On April 10, the state of Maryland removed the “interim” classification from the job title of Secretary of Information Technology Michael Leahy, indicating the executive had reached permanent status after just over a year on the job.
Leahy became senior advisor to Gov. Larry Hogan on “practical governance and policy matters,” and director of the state’s real property strategies in June 2016, according to his LinkedIn profile. He became the interim secretary of IT in March 2017 after then-Secretary David Garcia stepped down to spend more time with his family.
But his career, he told Government Technology via email, has encompassed a variety of private-sector experience that includes public service at federal and local levels ranging from attorney for the Federal Trade Commission; director of the Maryland Medical Biotechnical Institute; and city attorney of Annapolis, Md.
He described himself as “the beneficiary of careers in diverse fields,” and offered a road map to his avenue of achievement.
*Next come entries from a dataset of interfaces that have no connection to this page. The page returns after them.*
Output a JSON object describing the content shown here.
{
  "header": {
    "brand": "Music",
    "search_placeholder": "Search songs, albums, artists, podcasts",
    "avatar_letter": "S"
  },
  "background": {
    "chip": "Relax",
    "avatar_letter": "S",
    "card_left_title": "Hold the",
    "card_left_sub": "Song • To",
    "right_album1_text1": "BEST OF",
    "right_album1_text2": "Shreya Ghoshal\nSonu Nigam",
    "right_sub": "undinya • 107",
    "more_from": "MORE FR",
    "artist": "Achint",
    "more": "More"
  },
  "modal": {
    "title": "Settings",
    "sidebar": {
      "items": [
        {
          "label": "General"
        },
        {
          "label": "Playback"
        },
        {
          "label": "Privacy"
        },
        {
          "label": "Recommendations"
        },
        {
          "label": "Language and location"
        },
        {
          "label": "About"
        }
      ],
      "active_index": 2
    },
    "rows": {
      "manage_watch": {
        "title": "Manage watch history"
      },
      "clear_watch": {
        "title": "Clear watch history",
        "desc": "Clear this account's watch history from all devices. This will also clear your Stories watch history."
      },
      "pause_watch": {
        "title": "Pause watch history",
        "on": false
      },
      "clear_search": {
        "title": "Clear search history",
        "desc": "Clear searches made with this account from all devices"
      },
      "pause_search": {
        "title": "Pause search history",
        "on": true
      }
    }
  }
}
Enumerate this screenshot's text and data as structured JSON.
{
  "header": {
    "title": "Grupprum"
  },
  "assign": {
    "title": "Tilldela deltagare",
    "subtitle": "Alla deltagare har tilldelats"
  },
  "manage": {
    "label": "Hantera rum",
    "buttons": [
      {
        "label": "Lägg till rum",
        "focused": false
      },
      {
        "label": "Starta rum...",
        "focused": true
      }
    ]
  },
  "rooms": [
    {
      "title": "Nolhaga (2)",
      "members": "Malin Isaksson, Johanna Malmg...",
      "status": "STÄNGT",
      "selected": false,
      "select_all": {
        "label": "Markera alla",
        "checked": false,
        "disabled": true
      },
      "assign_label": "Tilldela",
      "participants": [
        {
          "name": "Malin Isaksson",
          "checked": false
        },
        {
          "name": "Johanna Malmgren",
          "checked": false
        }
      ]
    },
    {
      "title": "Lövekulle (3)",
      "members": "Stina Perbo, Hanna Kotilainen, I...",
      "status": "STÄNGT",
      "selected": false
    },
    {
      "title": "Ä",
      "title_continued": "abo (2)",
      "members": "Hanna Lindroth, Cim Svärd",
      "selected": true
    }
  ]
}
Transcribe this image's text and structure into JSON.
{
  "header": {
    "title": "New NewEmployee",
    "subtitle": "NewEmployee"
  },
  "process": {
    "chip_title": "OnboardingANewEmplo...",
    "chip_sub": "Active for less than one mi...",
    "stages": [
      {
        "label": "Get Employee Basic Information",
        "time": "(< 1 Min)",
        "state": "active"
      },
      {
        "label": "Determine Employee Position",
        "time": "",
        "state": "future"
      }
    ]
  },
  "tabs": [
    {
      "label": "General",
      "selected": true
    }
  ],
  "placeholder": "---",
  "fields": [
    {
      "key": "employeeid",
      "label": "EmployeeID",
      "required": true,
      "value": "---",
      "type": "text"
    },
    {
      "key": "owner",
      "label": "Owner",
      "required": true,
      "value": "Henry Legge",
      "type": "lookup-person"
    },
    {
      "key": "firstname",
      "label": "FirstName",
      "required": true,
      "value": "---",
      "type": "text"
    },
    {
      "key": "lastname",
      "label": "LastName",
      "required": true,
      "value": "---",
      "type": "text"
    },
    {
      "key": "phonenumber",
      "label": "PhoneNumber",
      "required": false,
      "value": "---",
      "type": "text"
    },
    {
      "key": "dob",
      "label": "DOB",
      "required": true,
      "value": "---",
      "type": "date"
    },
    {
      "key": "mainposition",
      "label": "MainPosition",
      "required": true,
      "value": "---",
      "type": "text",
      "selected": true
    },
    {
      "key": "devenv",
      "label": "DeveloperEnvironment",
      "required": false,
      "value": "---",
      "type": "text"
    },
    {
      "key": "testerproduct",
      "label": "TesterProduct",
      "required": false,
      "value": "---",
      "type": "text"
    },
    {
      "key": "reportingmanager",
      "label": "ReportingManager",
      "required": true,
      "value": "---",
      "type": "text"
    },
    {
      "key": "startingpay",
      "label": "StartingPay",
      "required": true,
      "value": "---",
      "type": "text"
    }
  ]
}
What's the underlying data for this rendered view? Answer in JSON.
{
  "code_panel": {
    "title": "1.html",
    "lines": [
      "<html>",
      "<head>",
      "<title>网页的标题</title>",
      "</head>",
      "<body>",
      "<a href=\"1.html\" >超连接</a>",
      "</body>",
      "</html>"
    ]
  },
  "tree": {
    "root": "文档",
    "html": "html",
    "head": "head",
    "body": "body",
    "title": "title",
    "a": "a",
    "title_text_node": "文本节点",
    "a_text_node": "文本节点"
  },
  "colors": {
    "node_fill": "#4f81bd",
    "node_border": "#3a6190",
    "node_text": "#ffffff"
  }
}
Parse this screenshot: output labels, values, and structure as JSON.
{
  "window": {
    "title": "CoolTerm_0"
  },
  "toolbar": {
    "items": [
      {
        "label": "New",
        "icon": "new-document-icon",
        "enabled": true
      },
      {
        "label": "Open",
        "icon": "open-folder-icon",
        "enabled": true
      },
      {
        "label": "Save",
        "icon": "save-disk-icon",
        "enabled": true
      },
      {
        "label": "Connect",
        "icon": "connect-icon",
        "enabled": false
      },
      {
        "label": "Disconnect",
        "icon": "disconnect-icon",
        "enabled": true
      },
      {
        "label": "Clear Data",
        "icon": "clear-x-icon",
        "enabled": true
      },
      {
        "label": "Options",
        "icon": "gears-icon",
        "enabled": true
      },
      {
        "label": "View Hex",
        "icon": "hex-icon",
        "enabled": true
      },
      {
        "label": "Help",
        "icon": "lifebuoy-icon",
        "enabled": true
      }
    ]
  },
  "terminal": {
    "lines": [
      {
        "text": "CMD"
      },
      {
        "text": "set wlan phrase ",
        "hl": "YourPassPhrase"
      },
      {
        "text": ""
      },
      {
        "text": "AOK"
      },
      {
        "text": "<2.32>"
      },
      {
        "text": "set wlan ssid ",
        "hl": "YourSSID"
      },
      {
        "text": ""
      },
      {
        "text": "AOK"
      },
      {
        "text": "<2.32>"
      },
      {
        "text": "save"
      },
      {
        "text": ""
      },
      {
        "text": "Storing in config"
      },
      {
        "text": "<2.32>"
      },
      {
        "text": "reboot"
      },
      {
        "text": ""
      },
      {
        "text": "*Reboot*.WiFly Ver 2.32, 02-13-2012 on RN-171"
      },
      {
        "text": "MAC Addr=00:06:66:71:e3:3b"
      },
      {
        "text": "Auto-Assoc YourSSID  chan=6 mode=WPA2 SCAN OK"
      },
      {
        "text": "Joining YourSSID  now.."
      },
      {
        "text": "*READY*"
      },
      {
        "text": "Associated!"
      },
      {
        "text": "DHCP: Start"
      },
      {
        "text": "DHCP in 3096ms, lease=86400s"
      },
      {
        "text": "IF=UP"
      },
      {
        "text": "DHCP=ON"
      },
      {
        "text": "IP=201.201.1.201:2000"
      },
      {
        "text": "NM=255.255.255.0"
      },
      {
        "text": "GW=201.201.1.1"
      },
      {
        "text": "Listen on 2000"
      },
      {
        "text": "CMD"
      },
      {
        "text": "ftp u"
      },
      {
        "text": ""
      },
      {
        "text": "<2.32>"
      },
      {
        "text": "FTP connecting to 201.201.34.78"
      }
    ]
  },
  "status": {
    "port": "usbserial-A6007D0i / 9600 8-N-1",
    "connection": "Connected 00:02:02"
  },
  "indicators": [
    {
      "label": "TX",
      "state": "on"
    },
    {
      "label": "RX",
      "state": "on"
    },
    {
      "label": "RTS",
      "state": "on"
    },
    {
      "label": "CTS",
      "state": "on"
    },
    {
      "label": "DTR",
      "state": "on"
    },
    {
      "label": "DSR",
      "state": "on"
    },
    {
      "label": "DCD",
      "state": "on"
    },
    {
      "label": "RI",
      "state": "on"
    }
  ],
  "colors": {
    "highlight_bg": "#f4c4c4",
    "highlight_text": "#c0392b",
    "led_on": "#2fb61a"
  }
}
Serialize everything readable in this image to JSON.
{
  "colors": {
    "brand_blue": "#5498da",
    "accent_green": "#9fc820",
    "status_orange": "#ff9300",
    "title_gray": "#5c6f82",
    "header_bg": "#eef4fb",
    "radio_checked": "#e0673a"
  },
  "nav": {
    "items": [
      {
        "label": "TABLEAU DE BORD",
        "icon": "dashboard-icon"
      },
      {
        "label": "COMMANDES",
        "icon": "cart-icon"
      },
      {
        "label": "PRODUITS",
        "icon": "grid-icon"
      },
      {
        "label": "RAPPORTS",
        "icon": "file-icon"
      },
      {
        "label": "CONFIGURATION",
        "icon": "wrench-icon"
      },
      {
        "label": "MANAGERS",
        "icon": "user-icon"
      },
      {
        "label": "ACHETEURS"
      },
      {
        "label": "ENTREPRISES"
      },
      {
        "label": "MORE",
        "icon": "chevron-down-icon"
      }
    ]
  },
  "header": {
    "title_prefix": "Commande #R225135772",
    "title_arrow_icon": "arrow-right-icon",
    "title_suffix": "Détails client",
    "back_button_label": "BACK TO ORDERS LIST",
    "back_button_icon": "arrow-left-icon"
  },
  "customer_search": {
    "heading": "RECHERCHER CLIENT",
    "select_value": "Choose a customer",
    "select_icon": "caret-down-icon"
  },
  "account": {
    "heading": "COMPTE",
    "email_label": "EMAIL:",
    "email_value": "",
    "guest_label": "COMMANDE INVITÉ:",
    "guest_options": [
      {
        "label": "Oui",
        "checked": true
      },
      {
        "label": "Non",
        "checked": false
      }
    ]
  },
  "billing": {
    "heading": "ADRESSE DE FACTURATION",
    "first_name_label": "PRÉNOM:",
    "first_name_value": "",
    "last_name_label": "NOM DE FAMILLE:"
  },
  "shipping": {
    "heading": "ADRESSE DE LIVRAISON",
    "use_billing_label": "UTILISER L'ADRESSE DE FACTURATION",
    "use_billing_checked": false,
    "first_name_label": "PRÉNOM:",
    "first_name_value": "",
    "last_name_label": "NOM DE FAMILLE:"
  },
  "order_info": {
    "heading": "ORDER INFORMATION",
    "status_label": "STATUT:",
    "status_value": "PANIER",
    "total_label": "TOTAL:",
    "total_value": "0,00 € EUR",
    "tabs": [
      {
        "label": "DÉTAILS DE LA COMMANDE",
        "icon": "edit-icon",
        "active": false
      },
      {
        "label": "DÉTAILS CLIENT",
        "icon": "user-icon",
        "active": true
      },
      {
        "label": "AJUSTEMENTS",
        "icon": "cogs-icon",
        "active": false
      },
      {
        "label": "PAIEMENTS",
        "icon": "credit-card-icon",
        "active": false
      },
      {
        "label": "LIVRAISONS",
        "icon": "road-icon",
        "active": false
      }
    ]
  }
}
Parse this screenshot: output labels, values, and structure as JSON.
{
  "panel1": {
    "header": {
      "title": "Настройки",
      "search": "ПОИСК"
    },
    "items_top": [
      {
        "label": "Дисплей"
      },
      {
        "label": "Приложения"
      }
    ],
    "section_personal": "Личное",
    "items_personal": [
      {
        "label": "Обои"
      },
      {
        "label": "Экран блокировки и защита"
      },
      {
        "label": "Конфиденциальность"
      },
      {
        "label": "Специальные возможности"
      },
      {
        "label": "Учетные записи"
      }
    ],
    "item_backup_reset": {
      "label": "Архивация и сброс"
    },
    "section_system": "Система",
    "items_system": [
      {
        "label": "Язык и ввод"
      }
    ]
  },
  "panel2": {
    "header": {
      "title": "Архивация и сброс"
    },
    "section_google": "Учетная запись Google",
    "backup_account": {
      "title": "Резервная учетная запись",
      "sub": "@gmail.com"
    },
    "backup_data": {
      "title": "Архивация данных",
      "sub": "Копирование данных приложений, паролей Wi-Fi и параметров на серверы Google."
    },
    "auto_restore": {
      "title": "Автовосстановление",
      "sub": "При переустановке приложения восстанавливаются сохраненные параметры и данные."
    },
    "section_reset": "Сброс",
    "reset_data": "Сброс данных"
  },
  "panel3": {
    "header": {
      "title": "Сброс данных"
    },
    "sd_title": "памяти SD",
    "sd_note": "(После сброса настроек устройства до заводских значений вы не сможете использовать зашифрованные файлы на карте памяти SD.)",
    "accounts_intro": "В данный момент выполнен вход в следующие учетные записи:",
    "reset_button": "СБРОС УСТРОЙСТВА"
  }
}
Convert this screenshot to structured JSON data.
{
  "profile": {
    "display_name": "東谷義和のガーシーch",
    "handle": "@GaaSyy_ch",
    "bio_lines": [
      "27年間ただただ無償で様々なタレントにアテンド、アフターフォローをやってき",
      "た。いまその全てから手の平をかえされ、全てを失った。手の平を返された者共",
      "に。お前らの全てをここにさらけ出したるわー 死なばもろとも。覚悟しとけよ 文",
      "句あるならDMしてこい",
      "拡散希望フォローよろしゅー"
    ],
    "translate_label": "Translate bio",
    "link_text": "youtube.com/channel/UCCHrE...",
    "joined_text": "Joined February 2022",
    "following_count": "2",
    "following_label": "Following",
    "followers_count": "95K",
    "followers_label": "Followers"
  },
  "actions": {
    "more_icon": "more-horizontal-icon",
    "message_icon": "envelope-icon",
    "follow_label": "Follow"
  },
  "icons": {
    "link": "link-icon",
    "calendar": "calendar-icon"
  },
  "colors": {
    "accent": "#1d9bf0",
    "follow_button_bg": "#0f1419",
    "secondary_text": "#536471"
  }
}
“Specifically, success is accomplished by finding ways to listen to and understand the people one is working with, establishing common underlying hypotheses and establishing authorities and responsibilities regimes,” Leahy said. He added that “formulating mutual strategic and tactical goals and having a willingness to incorporate different opinions into iterative processes” — as well as admitting mistakes — help to meet challenges.
Efficiency and interoperability are key state goals, he said, indicating the state, which expected to have consolidated 25 agencies and 10,000 employees into the Department of Information Technology (DoIT) by the end of 2016, according to the 2016 Digital States Survey, has expanded that support. DoIT now enables 31 agencies and 11,000 staffers with “only 248 IT support staff.” This, he noted, represents “a 500 percent increase in resource efficiency” overall.
The organization’s most significant achievements “hopefully remain obtrusive” by making process and operations “appear seamless and ‘just work,’” Leahy said, including guarding state IT assets and data, standardizing the governance and management of data assets to offer systemic interoperability opportunities and enhanced business intelligence.
DoIT, Leahy said, has put “numerous” measures in place based on the IT Infrastructure Library (ITIL) best practice model during the past 18 months, with the goal of improving service, and has begun regular key performance indicator reviews.
The results, Leahy said, show so-called "first call resolution" of issues has climbed from 45 percent to 60 percent, with service tickets correctly assigned 98 percent of the time. Those tickets are, on average, resolved within two business days.
Since Leahy joined DoIT, the agency has conducted several pilots, including an exploration of satellite-based sensing technology capable of detecting shifts over time in roads, bridges, harbor areas and large buildings of as little as 1 millimeter.
The endeavor wrapped in May, and the state — which hoped the technology would have broad applicability in real-time safety inspections, disaster analysis, permitting, land use compliance and in natural resources — is now in the process of evaluating the results.
But two state projects, he said, stand out. The Maryland Total Human-services Integrated Network (MDTHINK) is a “first-in-the-nation cross-agency collaboration model,” Leahy said, by connecting the departments of labor, licensing and regulation; human services, health and juvenile services; and the Maryland Health Benefit Exchange. The secretary said it had been "gratifying" to participate in its executive steering committee.
Similarly, Leahy called the Maryland OneStop Portal "especially near and dear to my heart.” The DoIT initiative enabled only with participation and cooperation from all state agencies that issue licenses and permits. He called the portal a “landing page” for license and permit seekers, offering links to applications and information about the process.
“The portal has been developed using nonproprietary, scalable, modern technology so that Maryland is not dependent upon a single contractor for ongoing development and growth," Leahy said, pointing out that its back-end forms and workflow engine should save the state millions of dollars by retiring legacy equipment and consolidating processing.